Do you know the difference between a social media manager and an online community manager*?
If you’re thinking this is a trick question, you aren’t alone.
It’s not uncommon for our community management agency to receive queries like this:
“So … since you’re managing our group, you’ll do Facebook and Instagram for us too, right?”
“Oh, we don’t have a community. We’re looking for someone to manage our social media accounts. It’s the same thing, right?”
Community management IS NOT the same social media management, but the two are often mistaken as interchangeable. And that means the professionals who specialize in each function often get mistaken as well.
The confusion comes from the fact that social media is critical to the success of each business function even though a social media manager has an entirely different focus and set of priorities than a community manager. And if you don’t understand the differences, you will never be happy with the social media managers or community managers you hire because your expectations won’t match the reality of what they deliver.

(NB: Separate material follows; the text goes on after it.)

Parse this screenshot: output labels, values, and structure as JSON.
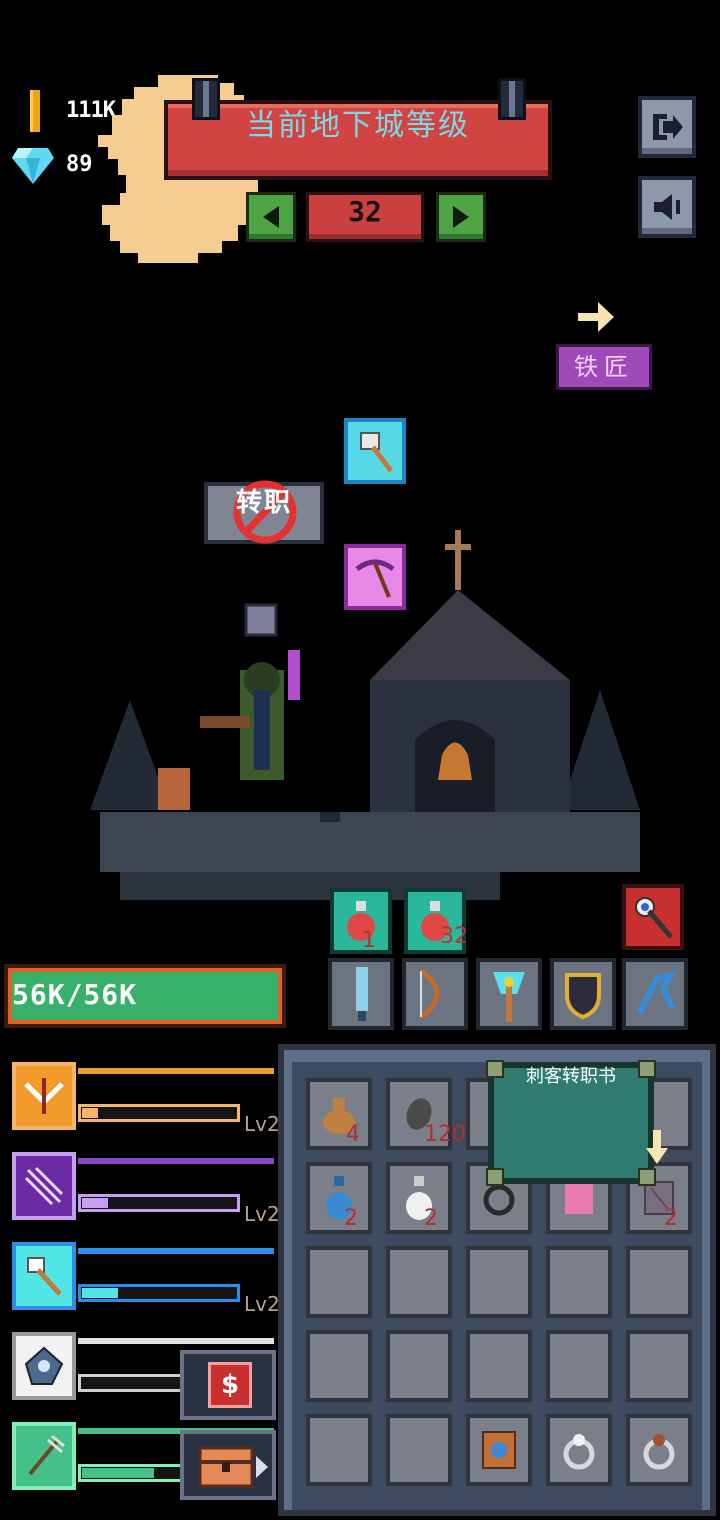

This article defines each function, explains its purpose and describes how social media managers and online community managers are different-though-complementary roles in an organization.
What is Social Media Management?
At a surface level, a social media manager runs a brand’s public-facing social media channels. They do this by analyzing social media audiences and creating a strategy to strengthen the brand’s digital reputation across social media platforms, which may include professional accounts on:
- Facebook (Business Page)
A social media manager takes on the persona of the brand, creating content in the brand’s voice while listening and responding to engaged followers. To be successful, they must know the ins and outs of each platform they manage, the tools used to manage those platforms, and advise you appropriately.A social media manager takes on the persona of the brand, creating content in the brand’s voice while listening and responding to engaged followers. Click To Tweet
Social media managers are the ones who are monitoring analytics and letting you know what type of content performs best, when to post, how often to post and whether you should consider adopting a new platform or ignore it altogether.
Depending on the size of your brand or scope of active social media platforms, you might have a single social media manager or a social media management team with different people fulfilling your strategic and creative needs.
What is Online Community Management?
Community management focuses on developing a community surrounding the brand and prioritizes people over policy.
Where a social media manager focuses on the effective use of various platforms to promote a brand, a community manager is platform-neutral. They focus on the principles that foster safety and connection in an online space.
Most professional community managers don’t care whether they are working in Circle, Slack, Facebook, Mighty Networks or a proprietary community platform. How they do their work might need to adapt according to the community platform, but what they do and how they approach the work is the same.A successful community manager is equal parts strategist, concierge, mediator, cheerleader, event planner and welcome wagon. Click To Tweet
A successful community manager is equal parts strategist, concierge, mediator, cheerleader, event planner and welcome wagon. They are paid by the brand to represent the community and its interests. In addition to handling the proper online care and feeding of their groups, community managers might host virtual events, in-person meetups, and staff booths at conferences.
When community managers create content, it’s rarely branded or polished. It’s responsive to the community’s needs and relevant to the culture of the group.
The Key Difference Between These Roles
A social media manager’s job is to BE the brand on social media. They develop your brand persona on each social media channel in alignment with your values and goals, creating, curating and scheduling content that best reflects the brand’s voice and interacting with the audience as the brand. Whether a brand has one social media manager or several, there should be no discernible difference in the content produced and posted by each. It should all look and feel cohesive and unified.
A community manager’s job is to be the spokesperson for your brand, using their own voice to build a loyal community around your brand. They typically participate in the community under their own identity and are known by name among members of your community.
Their main purpose is to make your community members feel seen, heard and valued. They will often tell brand decision-makers things they need to hear based on the perspectives of community members, even if they don’t want to hear it.
When a social media manager leaves a company, nobody but others on staff notice. When a community manager leaves a company, it can be like a death in the family, and requires a transition plan because many group members will feel as emotionally connected to them as they are to the brand.
Community Management is Relatively New as a Defined Role
Though online communities have existed as long as the internet, community management as a specialty wasn’t given the respect it deserved until 2020 when global lockdowns forced everyone to confront the importance of well-managed online communities.Online community management is finally getting the respect it deserves as a profession. Click To Tweet
You used to see full-time community managers treated and paid like entry-level customer service representatives or call-center workers. Usually, though, community management fell under “duties as assigned” for an employee with other — often unrelated — job responsibilities.
Now, you see organizations developing entire community management teams within operations or marketing departments and community manager positions ranging in pay from $40,000 to over $100,000 per year. Formal training programs are emerging to certify community managers as well. Meta, which was among the first to have a certified community manager program, also hosts the annual Facebook Communities Summit. Though we’re seeing more community management events and training programs emerge, the Facebook Communities Summit is still favored among leaders of Facebook groups of all sizes.
Need Help with Your Community?
Team Kubo specializes in online community design, development and growth. Whether you need help with strategy, training your admin team or day-to-day management of your group, we can help. The first step is to complete our no-cost community health assessment, so we can identify your needs and customize a plan to get the results you desire.